BEGIN The input

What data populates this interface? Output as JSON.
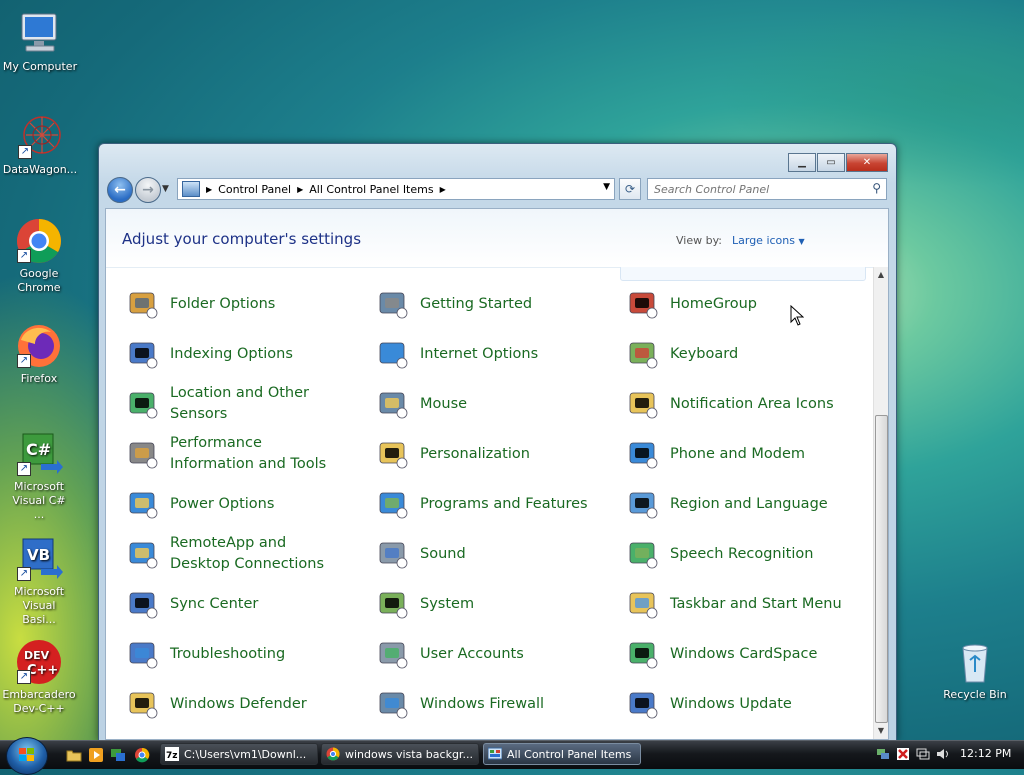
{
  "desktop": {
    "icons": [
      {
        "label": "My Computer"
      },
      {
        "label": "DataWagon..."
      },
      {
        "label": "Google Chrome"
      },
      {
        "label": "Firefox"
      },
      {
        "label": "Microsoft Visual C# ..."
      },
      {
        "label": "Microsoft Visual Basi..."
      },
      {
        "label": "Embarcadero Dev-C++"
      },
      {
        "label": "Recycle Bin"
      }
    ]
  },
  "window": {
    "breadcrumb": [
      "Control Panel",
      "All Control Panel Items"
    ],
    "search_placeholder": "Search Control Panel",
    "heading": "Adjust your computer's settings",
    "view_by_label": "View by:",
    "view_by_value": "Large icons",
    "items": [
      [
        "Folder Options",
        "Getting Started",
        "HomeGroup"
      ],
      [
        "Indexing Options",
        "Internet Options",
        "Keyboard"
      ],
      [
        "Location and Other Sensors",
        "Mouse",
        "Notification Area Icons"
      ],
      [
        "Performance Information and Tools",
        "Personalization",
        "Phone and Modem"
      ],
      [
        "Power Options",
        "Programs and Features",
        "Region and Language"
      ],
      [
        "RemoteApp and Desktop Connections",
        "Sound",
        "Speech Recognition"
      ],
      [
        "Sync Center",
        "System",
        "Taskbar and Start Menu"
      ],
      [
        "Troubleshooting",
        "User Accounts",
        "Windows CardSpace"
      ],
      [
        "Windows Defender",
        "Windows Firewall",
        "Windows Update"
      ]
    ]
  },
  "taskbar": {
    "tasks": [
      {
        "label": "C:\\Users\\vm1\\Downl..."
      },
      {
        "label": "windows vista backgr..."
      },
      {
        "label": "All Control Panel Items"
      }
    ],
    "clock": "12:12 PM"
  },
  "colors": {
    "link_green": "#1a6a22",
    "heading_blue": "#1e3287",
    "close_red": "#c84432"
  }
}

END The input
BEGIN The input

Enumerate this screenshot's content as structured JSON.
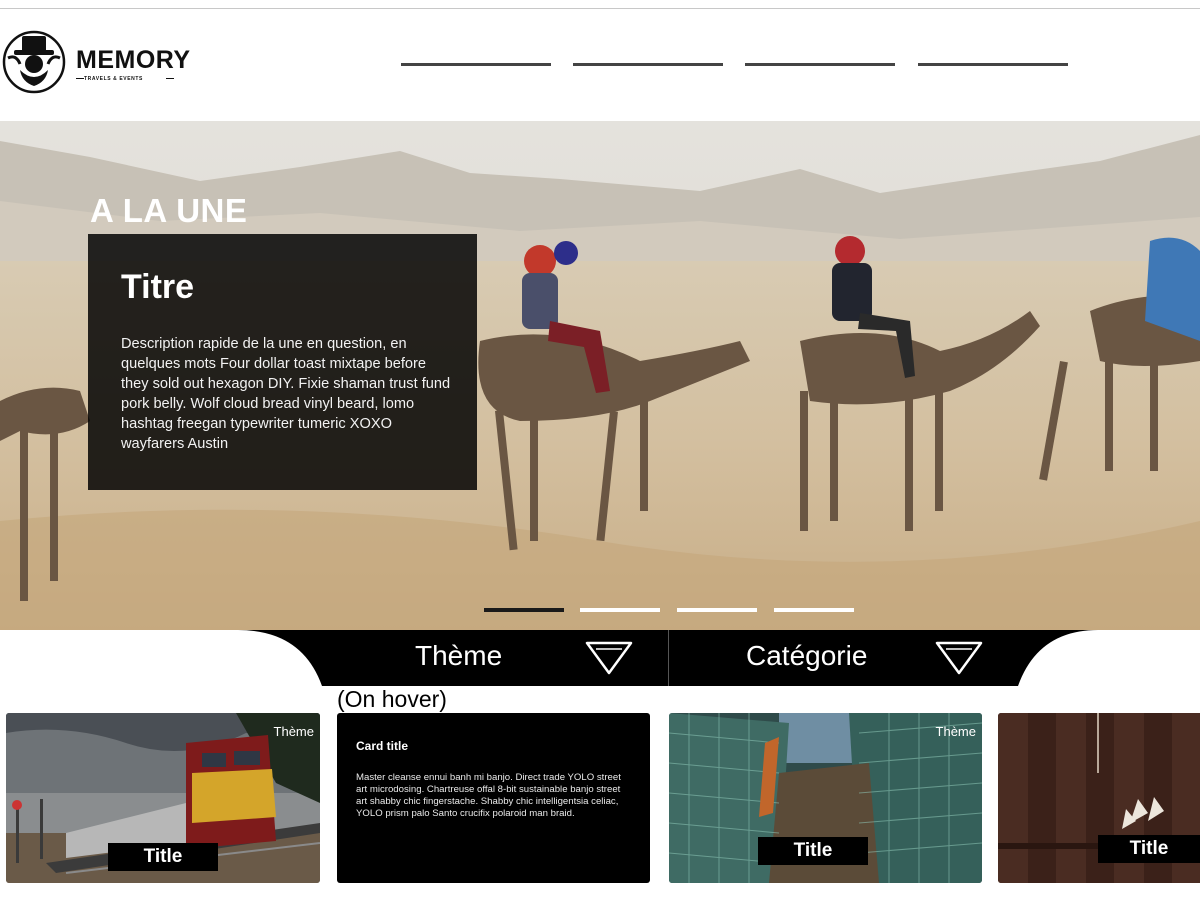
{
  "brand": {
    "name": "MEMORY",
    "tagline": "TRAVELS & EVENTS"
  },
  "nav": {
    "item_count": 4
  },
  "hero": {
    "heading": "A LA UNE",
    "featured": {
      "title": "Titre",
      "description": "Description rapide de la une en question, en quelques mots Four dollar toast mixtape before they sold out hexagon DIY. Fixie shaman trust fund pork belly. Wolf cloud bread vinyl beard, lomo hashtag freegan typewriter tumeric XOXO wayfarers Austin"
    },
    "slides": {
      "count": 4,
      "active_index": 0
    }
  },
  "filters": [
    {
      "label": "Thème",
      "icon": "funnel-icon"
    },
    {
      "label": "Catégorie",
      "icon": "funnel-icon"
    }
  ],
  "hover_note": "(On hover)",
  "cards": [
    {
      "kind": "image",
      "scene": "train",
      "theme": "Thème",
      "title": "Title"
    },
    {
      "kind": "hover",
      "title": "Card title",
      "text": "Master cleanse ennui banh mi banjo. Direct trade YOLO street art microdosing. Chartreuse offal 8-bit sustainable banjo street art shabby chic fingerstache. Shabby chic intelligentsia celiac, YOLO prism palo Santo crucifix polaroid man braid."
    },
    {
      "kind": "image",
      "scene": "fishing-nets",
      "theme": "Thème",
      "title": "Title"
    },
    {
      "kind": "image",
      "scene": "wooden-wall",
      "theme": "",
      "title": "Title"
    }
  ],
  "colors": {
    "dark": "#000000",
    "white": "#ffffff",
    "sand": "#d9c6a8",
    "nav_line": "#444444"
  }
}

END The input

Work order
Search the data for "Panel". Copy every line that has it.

Your response
      "Control Panel",
      "All Control Panel Items"
    "search_placeholder": "Search Control Panel",
        "label": "All Control Panel Items"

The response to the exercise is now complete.